Task statement = Filter the entries beneath this task, copying only the lines that hold the word "screenshot".

::::

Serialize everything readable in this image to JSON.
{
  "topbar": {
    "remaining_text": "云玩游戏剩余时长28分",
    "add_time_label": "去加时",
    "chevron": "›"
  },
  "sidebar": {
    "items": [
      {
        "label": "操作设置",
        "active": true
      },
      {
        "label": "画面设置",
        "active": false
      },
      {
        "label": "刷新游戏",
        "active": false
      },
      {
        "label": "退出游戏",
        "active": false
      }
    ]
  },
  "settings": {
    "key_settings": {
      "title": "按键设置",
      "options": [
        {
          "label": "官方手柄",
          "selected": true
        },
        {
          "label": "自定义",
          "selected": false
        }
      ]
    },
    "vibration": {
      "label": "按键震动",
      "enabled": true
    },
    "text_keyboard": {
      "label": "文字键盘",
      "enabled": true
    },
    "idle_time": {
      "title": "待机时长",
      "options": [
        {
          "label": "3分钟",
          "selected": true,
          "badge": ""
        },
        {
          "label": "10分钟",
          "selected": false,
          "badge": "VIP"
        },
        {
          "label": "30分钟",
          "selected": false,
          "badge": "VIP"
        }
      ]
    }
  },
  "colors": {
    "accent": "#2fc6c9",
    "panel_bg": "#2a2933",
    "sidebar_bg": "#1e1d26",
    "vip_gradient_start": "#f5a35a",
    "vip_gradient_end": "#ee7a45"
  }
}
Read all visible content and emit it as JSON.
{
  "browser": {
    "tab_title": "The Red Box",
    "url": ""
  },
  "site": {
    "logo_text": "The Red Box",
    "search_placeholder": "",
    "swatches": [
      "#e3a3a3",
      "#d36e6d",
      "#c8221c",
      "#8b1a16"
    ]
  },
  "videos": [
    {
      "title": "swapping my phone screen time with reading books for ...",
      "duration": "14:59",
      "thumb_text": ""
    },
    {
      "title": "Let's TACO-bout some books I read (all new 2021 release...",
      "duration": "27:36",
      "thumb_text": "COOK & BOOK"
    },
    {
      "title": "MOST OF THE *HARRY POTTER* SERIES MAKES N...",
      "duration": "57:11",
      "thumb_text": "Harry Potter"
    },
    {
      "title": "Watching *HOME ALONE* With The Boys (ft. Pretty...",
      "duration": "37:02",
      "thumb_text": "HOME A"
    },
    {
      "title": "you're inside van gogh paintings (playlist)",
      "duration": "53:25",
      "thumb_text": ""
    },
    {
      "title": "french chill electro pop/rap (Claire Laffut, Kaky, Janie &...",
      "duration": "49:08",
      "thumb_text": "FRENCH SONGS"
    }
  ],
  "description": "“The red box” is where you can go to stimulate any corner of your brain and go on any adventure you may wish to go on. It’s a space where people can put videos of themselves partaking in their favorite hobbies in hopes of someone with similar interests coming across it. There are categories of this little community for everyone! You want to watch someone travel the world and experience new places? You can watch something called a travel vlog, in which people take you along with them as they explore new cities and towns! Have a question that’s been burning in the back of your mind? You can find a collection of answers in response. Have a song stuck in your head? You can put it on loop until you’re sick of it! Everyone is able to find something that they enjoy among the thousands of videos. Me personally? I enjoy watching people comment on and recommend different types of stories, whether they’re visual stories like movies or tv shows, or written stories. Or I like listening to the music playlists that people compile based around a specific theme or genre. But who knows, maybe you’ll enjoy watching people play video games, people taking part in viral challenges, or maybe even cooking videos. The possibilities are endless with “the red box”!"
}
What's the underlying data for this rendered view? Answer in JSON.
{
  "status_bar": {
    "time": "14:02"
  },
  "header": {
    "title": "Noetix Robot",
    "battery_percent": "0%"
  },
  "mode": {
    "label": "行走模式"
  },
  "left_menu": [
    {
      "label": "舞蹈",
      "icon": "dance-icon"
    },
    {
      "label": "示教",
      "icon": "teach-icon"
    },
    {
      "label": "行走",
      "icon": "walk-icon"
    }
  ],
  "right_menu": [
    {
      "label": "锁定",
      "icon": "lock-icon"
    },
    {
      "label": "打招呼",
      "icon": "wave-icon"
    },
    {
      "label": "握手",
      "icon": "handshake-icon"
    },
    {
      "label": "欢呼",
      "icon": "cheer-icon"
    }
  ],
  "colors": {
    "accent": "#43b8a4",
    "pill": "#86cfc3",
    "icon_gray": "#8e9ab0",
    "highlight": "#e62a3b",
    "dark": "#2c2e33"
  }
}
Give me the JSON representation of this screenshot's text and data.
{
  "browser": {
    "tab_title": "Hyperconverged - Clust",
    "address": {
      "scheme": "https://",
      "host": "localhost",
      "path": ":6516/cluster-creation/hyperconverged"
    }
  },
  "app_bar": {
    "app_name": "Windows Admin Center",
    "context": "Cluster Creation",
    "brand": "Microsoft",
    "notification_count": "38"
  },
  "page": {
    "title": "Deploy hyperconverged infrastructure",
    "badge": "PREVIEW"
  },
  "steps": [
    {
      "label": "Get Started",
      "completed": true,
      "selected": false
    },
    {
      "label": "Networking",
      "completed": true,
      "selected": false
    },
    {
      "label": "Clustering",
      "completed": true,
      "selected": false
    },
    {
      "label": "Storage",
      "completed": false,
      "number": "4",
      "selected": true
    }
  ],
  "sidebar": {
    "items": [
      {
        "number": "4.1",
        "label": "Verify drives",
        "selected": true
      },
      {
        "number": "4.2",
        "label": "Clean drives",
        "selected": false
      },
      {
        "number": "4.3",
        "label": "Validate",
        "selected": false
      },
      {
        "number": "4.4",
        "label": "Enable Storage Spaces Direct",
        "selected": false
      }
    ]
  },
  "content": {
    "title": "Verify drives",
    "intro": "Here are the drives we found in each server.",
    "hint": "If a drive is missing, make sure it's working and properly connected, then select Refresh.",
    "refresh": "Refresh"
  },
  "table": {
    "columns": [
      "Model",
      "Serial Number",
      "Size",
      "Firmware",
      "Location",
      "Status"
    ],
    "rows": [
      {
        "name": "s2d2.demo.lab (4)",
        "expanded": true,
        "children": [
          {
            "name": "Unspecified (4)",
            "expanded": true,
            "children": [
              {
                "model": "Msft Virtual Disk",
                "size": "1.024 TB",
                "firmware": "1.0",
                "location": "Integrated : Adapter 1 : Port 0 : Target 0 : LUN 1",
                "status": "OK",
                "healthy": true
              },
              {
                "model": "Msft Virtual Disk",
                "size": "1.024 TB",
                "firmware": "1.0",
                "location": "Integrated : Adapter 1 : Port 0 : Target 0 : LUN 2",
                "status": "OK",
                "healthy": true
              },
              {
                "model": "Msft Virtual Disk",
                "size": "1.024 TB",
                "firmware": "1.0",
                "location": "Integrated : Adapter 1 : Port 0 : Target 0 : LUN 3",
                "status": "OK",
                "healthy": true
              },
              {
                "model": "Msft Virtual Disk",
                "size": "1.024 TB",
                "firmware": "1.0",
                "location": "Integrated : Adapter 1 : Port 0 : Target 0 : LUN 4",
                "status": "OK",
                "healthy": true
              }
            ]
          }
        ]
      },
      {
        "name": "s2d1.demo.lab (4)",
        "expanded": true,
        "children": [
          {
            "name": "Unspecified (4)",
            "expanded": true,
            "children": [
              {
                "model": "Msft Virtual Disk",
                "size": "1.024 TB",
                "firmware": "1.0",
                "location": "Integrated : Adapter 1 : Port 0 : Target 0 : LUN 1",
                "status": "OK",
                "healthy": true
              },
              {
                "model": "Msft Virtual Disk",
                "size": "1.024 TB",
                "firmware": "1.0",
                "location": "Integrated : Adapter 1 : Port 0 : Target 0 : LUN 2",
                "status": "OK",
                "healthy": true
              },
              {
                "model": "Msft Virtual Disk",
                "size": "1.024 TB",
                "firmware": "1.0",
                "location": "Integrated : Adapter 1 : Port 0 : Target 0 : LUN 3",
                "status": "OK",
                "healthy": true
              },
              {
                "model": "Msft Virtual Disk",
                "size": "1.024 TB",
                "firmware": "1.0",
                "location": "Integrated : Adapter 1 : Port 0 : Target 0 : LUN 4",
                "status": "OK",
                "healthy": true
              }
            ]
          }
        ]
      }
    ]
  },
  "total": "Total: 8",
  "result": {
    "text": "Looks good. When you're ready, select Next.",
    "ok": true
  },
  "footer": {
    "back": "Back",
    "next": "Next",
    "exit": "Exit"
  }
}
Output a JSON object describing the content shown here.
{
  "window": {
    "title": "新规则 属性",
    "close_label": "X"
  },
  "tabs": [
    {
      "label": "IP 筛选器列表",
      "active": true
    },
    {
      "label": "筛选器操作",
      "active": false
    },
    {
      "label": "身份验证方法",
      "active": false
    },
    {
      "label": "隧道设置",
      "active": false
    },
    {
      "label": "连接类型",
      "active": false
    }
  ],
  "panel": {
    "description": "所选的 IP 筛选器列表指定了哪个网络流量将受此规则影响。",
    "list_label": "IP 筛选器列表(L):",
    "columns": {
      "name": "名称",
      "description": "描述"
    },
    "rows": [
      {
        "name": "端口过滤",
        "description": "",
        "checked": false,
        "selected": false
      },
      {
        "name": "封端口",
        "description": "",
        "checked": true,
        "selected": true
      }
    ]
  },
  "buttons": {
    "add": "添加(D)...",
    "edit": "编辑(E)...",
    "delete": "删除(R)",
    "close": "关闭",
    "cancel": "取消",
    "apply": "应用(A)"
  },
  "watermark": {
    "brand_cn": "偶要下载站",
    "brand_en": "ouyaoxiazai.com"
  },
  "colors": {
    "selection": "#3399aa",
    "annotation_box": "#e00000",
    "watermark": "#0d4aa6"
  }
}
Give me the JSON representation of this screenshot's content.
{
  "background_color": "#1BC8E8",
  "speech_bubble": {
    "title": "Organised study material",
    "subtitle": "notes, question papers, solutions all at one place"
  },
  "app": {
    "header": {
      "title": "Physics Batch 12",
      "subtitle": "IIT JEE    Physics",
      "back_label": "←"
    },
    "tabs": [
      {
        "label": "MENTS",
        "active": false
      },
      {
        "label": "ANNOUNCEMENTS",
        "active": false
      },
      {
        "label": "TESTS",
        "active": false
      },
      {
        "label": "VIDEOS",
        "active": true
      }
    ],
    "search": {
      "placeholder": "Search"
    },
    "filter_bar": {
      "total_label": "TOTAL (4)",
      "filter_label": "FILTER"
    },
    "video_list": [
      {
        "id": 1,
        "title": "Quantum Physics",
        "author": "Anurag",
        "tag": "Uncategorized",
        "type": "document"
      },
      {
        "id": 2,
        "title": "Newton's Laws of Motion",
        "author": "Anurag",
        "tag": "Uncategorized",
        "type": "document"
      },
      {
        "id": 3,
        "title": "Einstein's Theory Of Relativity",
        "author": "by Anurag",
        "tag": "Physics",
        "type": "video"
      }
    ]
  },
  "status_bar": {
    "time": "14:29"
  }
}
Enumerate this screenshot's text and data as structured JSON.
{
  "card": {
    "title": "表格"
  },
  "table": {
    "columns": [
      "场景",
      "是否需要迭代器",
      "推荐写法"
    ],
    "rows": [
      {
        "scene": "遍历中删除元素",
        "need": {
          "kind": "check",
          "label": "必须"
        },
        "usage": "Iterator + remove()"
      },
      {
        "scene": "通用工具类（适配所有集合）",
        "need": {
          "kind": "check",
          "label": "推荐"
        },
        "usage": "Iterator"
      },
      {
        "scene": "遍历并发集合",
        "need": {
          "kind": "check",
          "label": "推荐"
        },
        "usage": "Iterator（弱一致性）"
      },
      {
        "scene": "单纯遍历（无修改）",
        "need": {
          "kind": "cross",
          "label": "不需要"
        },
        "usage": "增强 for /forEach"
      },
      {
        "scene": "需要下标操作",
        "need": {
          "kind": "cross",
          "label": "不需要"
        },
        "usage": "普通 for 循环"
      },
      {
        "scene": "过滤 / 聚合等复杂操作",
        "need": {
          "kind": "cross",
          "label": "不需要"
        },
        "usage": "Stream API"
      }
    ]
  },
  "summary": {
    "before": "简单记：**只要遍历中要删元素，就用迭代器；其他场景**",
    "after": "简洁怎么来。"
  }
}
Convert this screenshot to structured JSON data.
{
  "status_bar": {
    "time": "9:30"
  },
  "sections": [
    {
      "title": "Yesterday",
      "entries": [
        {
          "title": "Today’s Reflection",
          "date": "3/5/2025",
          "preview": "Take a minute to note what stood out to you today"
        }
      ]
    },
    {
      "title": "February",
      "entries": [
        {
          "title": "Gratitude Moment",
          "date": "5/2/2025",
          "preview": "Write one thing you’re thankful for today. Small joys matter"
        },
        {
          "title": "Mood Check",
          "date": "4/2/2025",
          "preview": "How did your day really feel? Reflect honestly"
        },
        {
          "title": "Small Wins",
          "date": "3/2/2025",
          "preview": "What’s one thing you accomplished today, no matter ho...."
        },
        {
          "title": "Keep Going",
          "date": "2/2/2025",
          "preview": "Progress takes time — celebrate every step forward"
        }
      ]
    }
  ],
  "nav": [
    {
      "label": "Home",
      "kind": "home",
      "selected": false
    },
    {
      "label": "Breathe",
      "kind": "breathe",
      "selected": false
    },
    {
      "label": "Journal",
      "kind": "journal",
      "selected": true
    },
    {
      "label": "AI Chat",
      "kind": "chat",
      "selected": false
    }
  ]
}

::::

Solution below =
Give me the JSON representation of this screenshot's text and data.
Give me the JSON representation of this screenshot's content.
Enumerate this screenshot's text and data as structured JSON.
Convert this screenshot to structured JSON data.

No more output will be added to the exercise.